President Richard Nixon met with the Executive Committee of the Council on International Economic Policy on September 11, 1972, to discuss general trade issues relating to the European Community (EC). The United States supported the enlargement of the EC primarily for political reasons, setting aside its concerns over economic incompatibilities between the Treaty of Rome and GATT. Yet enlargement and expansion of preferences created potential difficulties in the months [Page 341] ahead. At the meeting, Nixon stated, “more is involved here than just questions of ‘horse-trading’ between soybeans and cheese. The question is what Europe wants its position to be vis-à-vis the US and the Soviet Union. We hear about Finlandization of Europe. If Europe should adopt a trade policy which is anti-US, it could affect attitudes in the US—bring about an unenthusiastic attitude toward Europe—and will carry over into the political area. There will be pressure to withdraw divisions and NATO would come apart. The idea that Europe can defend itself without the US is ‘bull.’ If NATO comes apart, they will be an economic giant but a military and political pigmy. The USSR will encroach on them. It will not be in the traditional way but a new-style invasion. European leaders are terrified at that prospect. European leaders want to ‘screw’ us and we want to ‘screw’ them in the economic area.

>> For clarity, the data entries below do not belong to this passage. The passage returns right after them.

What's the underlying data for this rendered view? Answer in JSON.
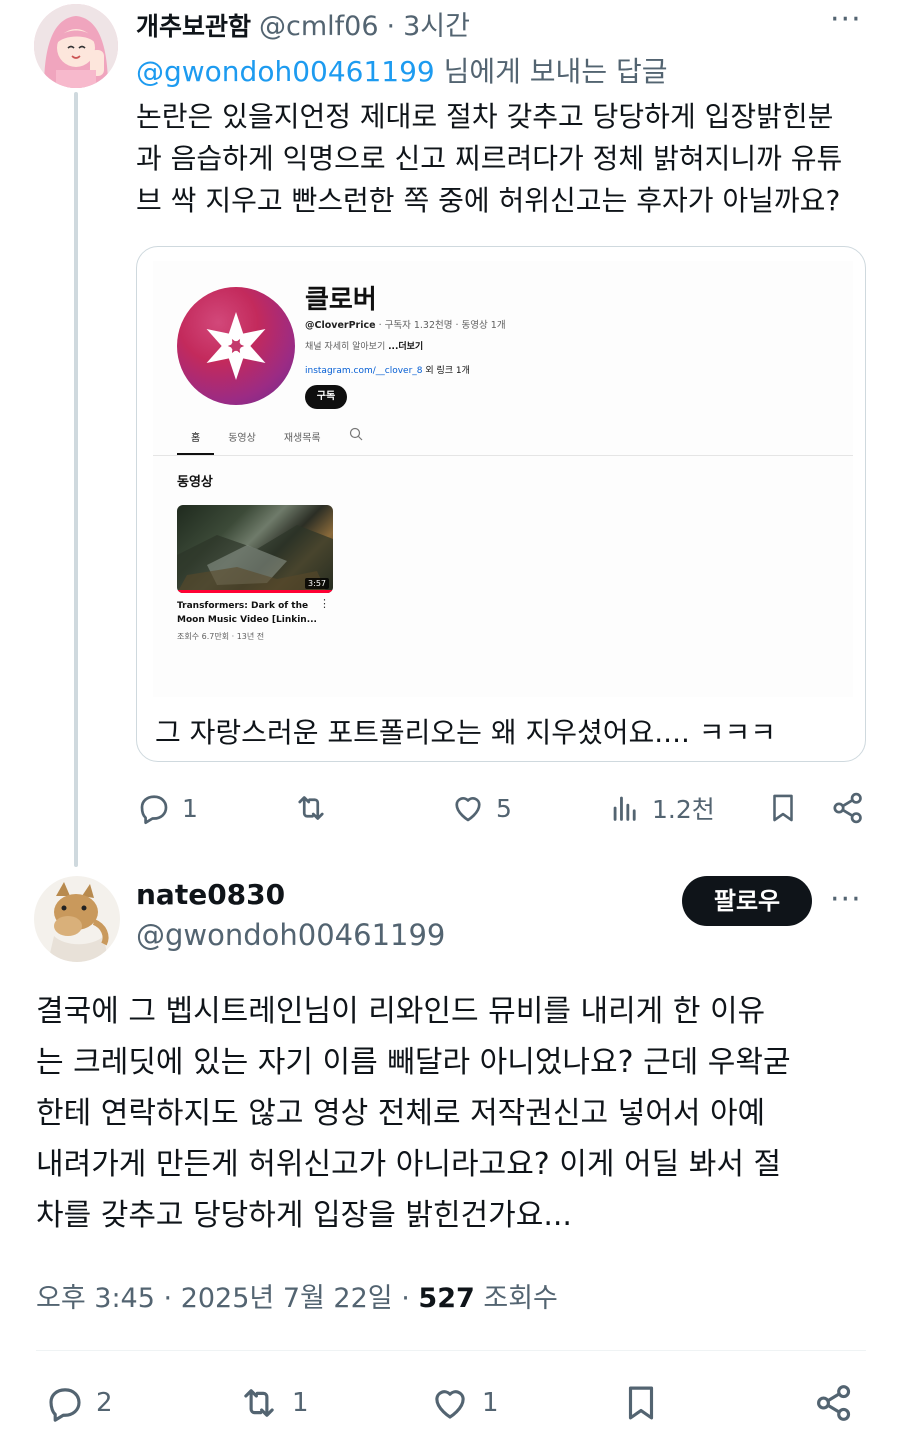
{
  "reply": {
    "display_name": "개추보관함",
    "handle": "@cmlf06",
    "separator": "·",
    "time": "3시간",
    "more": "···",
    "reply_to_handle": "@gwondoh00461199",
    "reply_to_suffix": " 님에게 보내는 답글",
    "text": "논란은 있을지언정 제대로 절차 갖추고 당당하게 입장밝힌분\n과 음습하게 익명으로 신고 찌르려다가 정체 밝혀지니까 유튜\n브 싹 지우고 빤스런한 쪽 중에 허위신고는 후자가 아닐까요?",
    "card": {
      "channel_name": "클로버",
      "channel_handle": "@CloverPrice",
      "channel_stats": " · 구독자 1.32천명 · 동영상 1개",
      "description": "채널 자세히 알아보기 ",
      "description_more": "...더보기",
      "link": "instagram.com/__clover_8",
      "link_more": " 외 링크 1개",
      "subscribe": "구독",
      "tabs": [
        "홈",
        "동영상",
        "재생목록"
      ],
      "section": "동영상",
      "video_title": "Transformers: Dark of the Moon Music Video [Linkin...",
      "video_duration": "3:57",
      "video_meta": "조회수 6.7만회 · 13년 전",
      "video_menu": "⋮",
      "caption": "그 자랑스러운 포트폴리오는 왜 지우셨어요.... ㅋㅋㅋ"
    },
    "actions": {
      "replies": "1",
      "retweets": "",
      "likes": "5",
      "views": "1.2천"
    }
  },
  "main": {
    "display_name": "nate0830",
    "handle": "@gwondoh00461199",
    "follow_label": "팔로우",
    "more": "···",
    "text": "결국에 그 벱시트레인님이 리와인드 뮤비를 내리게 한 이유\n는 크레딧에 있는 자기 이름 빼달라 아니었나요? 근데 우왁굳\n한테 연락하지도 않고 영상 전체로 저작권신고 넣어서 아예\n내려가게 만든게 허위신고가 아니라고요? 이게 어딜 봐서 절\n차를 갖추고 당당하게 입장을 밝힌건가요...",
    "time": "오후 3:45",
    "date": "2025년 7월 22일",
    "separator": "·",
    "views_count": "527",
    "views_label": "조회수",
    "actions": {
      "replies": "2",
      "retweets": "1",
      "likes": "1"
    }
  },
  "colors": {
    "text": "#0f1419",
    "muted": "#536471",
    "link": "#1d9bf0",
    "border": "#cfd9de"
  }
}
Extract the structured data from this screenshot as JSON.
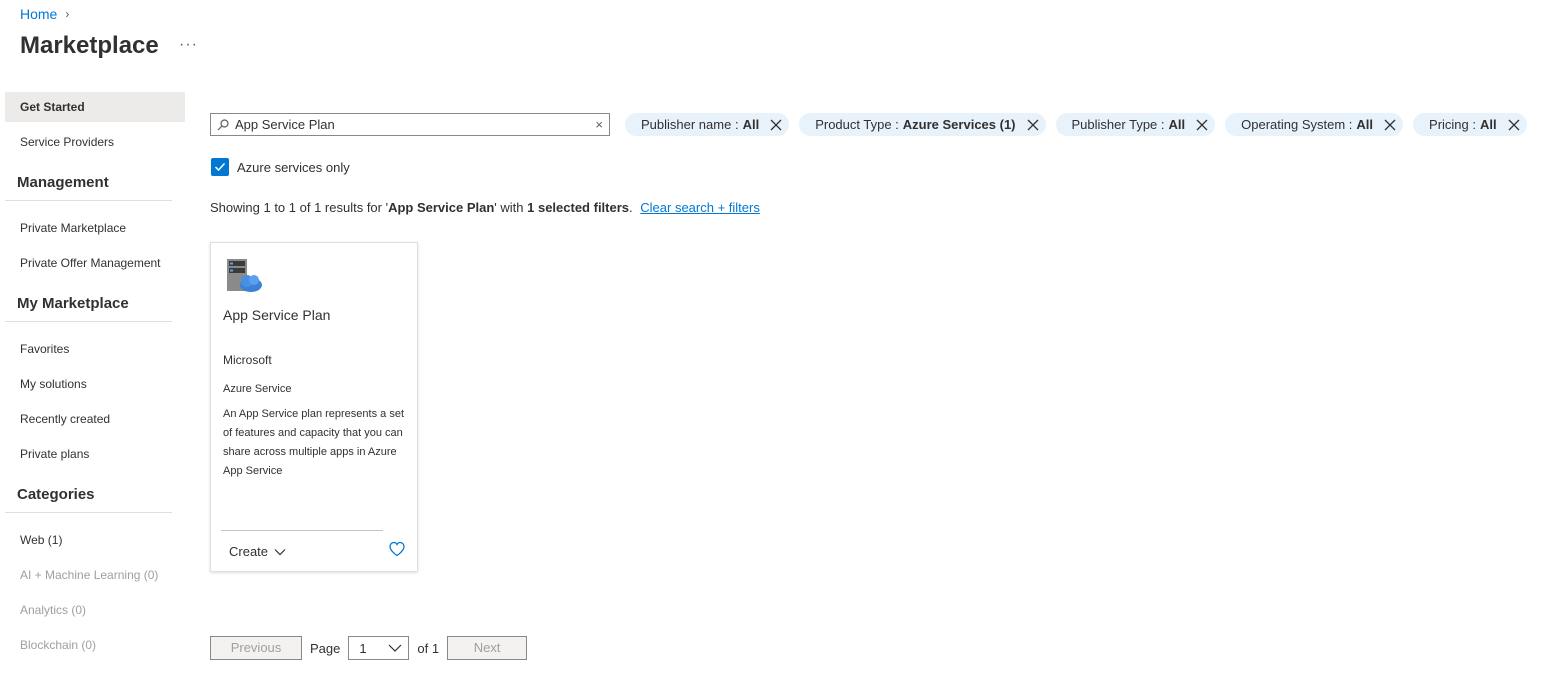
{
  "breadcrumb": {
    "home": "Home",
    "chevron": "›"
  },
  "page": {
    "title": "Marketplace",
    "more": "···"
  },
  "sidebar": {
    "items_top": [
      {
        "label": "Get Started"
      },
      {
        "label": "Service Providers"
      }
    ],
    "management": {
      "title": "Management",
      "items": [
        {
          "label": "Private Marketplace"
        },
        {
          "label": "Private Offer Management"
        }
      ]
    },
    "my_marketplace": {
      "title": "My Marketplace",
      "items": [
        {
          "label": "Favorites"
        },
        {
          "label": "My solutions"
        },
        {
          "label": "Recently created"
        },
        {
          "label": "Private plans"
        }
      ]
    },
    "categories": {
      "title": "Categories",
      "items": [
        {
          "label": "Web (1)"
        },
        {
          "label": "AI + Machine Learning (0)"
        },
        {
          "label": "Analytics (0)"
        },
        {
          "label": "Blockchain (0)"
        }
      ]
    }
  },
  "search": {
    "value": "App Service Plan",
    "clear": "×"
  },
  "filters": [
    {
      "label": "Publisher name :",
      "value": "All"
    },
    {
      "label": "Product Type :",
      "value": "Azure Services (1)"
    },
    {
      "label": "Publisher Type :",
      "value": "All"
    },
    {
      "label": "Operating System :",
      "value": "All"
    },
    {
      "label": "Pricing :",
      "value": "All"
    }
  ],
  "azure_only": {
    "label": "Azure services only",
    "checked": true
  },
  "results": {
    "prefix": "Showing 1 to 1 of 1 results for '",
    "query": "App Service Plan",
    "mid": "' with ",
    "filters_count": "1 selected filters",
    "suffix": ".",
    "clear_link": "Clear search + filters"
  },
  "card": {
    "title": "App Service Plan",
    "publisher": "Microsoft",
    "type": "Azure Service",
    "description": "An App Service plan represents a set of features and capacity that you can share across multiple apps in Azure App Service",
    "create": "Create"
  },
  "pager": {
    "previous": "Previous",
    "page_label": "Page",
    "page": "1",
    "of": "of 1",
    "next": "Next"
  },
  "colors": {
    "accent": "#0078d4",
    "pill_bg": "#e8f2fb",
    "active_nav": "#edebe9"
  }
}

“But political relationships should be overriding for us and for them. What will matter in trade is its relationship to the total problem—what we want our relationship with Europe to be. Between now and the election we should say nothing, but we should give careful thought about how trade relations fit in the context of our overall relations. We should examine what price we might have to pay on the trade side for this political relationship, and they should do so as well. We should not allow the umbilical cord between the US and Europe to be cut and Europe to be nibbled away by the Soviets. We need to strengthen the bonds of trade, monetary relations, exchanges, etc.” (Printed in full in Foreign Relations, 1969–1976, volume III, Foreign Economic Policy, 1969–1972; International Monetary Policy, 1969–1972, Document 100)

As a result of this meeting, the President authorized CIEP Decision Memorandum 14, “Trade Negotiations with the European Community,” September 25, which called for a “policy of modified confrontation exerting controlled but mounting pressures on issues involving both our trade interests and the principles of the present system. This should be done bearing in mind the overriding importance of our political relations with Europe and the probability that our trade problems cannot be satisfactorily resolved except in the context of larger policy considerations. (Printed ibid., volume IV, Foreign Assistance, International Development, Trade Policies, 1969–1972, Document 277)